Reading's departure - to become a non-aligned institution outside any mission group - leaves the 1994 Group with just 11 active members.
In August, four universities left the 1994 Group for the Russell Group: Durham, Exeter, York and Queen Mary, University of London. And in the autumn, the University of Bath, University of St Andrews and the University of Surrey departed to become non-aligned.
Reading's membership formally expires in July 2013 but it will cease to play an active role in the group from today.
Sir David Bell, Reading vice-chancellor, said: "We have been proud to be a member of the 1994 Group since its inception 18 years ago. As an organisation for research-intensive universities with a strong focus on the student experience, the 1994 Group has done an effective job in influencing government policy and promoting best practice.
"However, in these uncertain times in higher education, we do not wish to be tied into any particular group.

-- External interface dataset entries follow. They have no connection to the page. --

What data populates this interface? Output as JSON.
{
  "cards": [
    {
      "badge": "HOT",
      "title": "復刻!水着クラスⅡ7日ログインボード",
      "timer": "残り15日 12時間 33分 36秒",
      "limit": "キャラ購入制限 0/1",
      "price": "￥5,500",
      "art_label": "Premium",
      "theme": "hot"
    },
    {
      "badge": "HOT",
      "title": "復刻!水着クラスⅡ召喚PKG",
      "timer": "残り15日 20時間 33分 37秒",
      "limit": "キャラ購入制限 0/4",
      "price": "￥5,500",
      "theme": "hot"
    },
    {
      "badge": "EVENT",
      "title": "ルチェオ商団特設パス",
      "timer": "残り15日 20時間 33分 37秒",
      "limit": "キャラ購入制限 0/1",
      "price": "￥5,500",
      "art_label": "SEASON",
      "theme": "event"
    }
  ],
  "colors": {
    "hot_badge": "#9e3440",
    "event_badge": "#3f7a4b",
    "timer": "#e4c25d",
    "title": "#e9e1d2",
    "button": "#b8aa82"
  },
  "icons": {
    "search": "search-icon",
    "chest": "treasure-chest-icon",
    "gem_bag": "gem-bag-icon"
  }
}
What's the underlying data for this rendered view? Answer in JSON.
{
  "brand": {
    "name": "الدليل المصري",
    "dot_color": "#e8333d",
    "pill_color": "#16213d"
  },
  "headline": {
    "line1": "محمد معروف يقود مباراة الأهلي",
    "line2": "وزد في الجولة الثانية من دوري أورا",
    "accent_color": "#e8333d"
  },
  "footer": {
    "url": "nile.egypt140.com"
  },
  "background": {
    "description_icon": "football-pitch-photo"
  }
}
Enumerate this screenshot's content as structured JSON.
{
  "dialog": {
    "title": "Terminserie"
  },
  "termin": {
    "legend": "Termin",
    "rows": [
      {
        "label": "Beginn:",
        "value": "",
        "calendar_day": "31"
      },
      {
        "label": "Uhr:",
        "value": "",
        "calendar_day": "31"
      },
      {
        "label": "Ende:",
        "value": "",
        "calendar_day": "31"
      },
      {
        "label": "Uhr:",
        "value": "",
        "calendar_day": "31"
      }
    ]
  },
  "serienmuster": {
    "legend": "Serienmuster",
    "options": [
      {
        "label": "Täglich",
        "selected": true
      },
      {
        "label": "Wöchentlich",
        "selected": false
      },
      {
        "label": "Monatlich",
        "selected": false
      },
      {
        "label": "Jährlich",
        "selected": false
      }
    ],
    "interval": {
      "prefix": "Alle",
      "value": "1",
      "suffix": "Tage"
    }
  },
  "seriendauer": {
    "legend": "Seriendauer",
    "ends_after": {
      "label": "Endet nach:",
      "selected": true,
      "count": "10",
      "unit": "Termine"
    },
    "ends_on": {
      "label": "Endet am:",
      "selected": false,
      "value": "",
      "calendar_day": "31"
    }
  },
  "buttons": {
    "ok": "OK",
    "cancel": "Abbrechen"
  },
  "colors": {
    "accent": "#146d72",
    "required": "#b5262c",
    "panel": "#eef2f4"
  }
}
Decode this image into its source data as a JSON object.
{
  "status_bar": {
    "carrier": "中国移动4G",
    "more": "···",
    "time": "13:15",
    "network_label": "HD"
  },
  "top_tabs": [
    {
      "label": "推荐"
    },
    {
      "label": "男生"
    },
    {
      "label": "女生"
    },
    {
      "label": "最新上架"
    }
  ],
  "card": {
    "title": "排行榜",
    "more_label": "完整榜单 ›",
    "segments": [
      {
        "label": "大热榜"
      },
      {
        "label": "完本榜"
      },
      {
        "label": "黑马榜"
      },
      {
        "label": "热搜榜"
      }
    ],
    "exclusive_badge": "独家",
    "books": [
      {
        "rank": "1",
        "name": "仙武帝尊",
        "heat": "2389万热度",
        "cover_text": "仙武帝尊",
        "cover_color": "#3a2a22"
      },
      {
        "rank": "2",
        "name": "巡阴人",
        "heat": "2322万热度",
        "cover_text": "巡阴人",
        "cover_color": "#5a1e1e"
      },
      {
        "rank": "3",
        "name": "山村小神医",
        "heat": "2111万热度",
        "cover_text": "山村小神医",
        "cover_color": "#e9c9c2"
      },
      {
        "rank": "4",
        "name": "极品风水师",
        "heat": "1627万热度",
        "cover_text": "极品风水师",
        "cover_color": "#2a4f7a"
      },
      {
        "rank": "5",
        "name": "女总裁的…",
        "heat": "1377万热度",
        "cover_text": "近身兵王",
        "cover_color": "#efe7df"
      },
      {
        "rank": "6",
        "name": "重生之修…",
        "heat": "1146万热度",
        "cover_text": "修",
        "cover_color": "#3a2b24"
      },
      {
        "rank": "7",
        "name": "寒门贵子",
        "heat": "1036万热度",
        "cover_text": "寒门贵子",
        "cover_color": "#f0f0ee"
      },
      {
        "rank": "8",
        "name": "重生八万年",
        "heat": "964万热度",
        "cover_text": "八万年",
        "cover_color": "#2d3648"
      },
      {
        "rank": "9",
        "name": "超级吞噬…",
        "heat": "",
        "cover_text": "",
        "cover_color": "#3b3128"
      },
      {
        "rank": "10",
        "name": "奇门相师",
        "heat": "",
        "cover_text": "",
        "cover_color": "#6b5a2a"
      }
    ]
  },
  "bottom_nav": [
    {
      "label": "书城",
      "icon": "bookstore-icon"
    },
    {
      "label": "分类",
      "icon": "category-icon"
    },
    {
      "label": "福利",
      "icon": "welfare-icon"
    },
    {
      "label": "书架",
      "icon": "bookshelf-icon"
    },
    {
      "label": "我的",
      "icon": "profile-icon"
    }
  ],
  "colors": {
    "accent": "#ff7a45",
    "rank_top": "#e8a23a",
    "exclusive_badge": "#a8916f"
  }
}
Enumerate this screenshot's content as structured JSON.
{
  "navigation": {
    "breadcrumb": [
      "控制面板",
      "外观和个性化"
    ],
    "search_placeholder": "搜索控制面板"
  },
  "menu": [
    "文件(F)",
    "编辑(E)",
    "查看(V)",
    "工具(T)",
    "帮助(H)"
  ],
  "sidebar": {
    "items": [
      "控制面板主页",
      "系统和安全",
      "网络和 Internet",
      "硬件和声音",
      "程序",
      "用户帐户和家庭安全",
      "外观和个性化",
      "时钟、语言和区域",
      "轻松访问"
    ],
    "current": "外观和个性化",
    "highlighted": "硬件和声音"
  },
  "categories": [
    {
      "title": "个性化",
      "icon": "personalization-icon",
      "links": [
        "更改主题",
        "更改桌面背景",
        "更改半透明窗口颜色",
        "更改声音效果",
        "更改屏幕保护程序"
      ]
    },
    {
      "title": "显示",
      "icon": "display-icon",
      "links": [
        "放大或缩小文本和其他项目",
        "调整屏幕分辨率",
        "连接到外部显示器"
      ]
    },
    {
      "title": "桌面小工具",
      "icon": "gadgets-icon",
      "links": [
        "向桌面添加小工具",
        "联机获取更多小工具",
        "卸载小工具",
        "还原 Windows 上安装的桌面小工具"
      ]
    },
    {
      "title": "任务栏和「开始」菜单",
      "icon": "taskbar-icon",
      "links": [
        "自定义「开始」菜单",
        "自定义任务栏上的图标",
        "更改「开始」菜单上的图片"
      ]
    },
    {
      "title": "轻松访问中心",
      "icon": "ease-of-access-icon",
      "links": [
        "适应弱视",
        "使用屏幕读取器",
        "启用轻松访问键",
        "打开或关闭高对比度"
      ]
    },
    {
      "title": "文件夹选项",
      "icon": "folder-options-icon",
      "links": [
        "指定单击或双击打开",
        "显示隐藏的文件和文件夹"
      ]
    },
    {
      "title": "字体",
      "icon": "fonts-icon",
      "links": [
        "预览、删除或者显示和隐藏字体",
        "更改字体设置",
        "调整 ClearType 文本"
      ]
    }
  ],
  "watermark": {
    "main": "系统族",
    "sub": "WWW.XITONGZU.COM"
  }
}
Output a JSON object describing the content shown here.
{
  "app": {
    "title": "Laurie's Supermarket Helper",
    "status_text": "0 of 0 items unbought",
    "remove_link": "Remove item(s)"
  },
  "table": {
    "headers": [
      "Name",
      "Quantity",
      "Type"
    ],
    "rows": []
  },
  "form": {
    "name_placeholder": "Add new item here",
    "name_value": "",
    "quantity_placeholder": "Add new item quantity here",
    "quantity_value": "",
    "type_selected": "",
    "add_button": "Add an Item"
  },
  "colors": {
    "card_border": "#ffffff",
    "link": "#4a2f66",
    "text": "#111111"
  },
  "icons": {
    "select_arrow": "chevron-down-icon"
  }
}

Rather, we would prefer to engage in partnerships with a much broader group of universities."
This year has seen disagreements between 1994 Group members as to whether the group should take up near-identical policy positions to the Russell Group, or try to forge a more distinctive identity based around the student experience offered by its smaller-scale institutions.
Reading's departure comes less than a year after Sir David, previously permanent secretary in the Department for Education, took charge of the institution.
"As a leading university, we are confident about our place both nationally and internationally," he said. "Here in the UK, we will remain a strong voice for diversity and breadth in the research-intensive part of the higher education sector and continue to champion an intellectually challenging and demanding experience for all students."
The 1994 Group has also seen several staff departures this year, with chief executive Paul Marshall and director of research Rachel Winzer leaving, and director of communications Mark Fuller about to leave.